Financial wellness programs are not necessarily one-size fits all. The demographics of a company may require a more hands-on program while another company can get the same benefit with a more self-directed approach. The educational content may be written to people with a particular set of circumstances while others may be left wanting.
Being deliberate with your search, and establishing a clear set of requirements, you will be able to build a program that best delivers across your spectrum of employees.
Demographics can be an uncomfortable topic, but it is an important consideration when picking a provider. Differing comfort with technology, different understanding of finances, and the different stages of life that come with age all lead to the same provider delivering different results to two companies with different employee demographics.

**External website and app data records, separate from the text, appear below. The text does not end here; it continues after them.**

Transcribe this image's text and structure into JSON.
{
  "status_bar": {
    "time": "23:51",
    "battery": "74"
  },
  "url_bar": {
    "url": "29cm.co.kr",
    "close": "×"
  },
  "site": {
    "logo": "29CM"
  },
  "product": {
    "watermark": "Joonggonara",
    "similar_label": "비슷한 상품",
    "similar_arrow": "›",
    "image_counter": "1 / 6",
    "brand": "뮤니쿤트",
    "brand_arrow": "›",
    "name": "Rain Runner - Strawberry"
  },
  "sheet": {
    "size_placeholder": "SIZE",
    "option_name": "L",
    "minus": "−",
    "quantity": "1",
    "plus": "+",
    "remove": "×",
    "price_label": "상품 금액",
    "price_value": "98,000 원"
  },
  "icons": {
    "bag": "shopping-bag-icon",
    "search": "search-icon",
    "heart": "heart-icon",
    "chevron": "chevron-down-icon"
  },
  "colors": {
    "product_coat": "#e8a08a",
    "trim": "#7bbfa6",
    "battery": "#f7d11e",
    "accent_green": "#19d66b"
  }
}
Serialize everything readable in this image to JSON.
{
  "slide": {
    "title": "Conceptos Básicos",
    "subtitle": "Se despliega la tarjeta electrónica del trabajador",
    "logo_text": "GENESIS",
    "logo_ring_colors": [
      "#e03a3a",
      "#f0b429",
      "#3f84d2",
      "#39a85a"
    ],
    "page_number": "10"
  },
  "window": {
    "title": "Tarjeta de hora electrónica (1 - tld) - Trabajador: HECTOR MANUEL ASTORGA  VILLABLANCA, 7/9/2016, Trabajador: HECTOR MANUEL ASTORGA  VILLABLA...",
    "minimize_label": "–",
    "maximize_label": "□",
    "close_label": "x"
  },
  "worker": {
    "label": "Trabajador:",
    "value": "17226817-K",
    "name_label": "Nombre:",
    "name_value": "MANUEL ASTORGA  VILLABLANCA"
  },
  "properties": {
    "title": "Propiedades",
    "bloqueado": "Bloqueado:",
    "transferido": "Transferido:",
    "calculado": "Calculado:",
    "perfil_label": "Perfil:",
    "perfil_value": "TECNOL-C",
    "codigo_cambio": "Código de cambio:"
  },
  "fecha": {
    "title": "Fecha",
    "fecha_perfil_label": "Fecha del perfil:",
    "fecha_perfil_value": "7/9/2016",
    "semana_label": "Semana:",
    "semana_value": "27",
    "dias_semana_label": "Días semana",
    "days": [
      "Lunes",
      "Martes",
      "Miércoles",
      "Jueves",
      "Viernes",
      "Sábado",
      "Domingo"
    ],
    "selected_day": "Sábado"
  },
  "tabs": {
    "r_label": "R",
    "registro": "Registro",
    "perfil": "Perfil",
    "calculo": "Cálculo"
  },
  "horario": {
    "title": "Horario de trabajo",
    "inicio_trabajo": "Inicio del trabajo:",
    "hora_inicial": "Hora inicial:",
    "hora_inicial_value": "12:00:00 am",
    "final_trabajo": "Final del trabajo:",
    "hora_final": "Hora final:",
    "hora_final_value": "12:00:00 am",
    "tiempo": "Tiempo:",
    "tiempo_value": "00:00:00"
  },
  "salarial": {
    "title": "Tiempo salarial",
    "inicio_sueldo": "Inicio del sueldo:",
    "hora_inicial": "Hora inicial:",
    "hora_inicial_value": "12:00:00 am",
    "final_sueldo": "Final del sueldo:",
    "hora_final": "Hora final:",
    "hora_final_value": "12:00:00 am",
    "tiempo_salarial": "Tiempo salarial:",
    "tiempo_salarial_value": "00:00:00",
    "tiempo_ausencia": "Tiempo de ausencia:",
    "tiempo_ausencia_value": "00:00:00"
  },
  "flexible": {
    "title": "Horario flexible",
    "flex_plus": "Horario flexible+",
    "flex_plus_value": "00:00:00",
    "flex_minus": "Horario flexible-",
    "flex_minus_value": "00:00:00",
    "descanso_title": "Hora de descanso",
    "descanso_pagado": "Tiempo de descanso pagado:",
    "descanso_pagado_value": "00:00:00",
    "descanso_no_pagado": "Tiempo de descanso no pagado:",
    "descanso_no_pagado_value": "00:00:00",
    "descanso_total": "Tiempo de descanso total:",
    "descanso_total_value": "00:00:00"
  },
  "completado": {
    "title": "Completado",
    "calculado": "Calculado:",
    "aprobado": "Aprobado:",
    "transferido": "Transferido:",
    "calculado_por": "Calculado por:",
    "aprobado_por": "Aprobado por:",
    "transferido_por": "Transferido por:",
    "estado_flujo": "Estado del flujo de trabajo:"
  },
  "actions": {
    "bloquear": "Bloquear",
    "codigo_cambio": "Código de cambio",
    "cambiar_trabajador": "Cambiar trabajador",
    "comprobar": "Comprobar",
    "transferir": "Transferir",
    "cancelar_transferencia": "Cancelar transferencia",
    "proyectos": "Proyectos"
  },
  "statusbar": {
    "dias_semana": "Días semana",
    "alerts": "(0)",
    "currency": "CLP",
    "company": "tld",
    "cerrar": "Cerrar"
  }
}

A manufacturing firm will have different needs than a company whose employees can work on their personal finances while eating lunch at their desk. Some vendors can provide a program that provides the same level of outcomes to both but many cannot.
Quantitative considerations for choosing vendors include cost, utilization rates, engagement, and retirement readiness. The tools, type of education, touchpoints, and meeting frequency are other features to track throughout your search.
Big initiatives can feel like failures if they were launched without clearly defined criteria for success. Each stakeholder may have different, unspoken, expectations and collectively that will result in some people possibly being unhappy with the program post-launch. Thus, before launch, have a meeting in which each person arrives after having spent fifteen minutes thinking about and writing down what they will consider a success.
Having a definition of success allows you to then define metrics to measure it by. Some possible measures include:
Some of these can be measured with data from the recordkeeper or the financial wellness provider. Others may be measured by conducting a financial wellness survey before the launch and then another one six months or a year later.
Ultimately, the effectiveness of a financial wellness program ends up being spread unevenly. An employee who is debt free and on track for retirement may not feel the same benefit from the program as the person who is deep in debt but finally able to pay off a credit card or the one who learns about 529 accounts and starts saving for the child’s future education. To them the benefit helps provide a better future.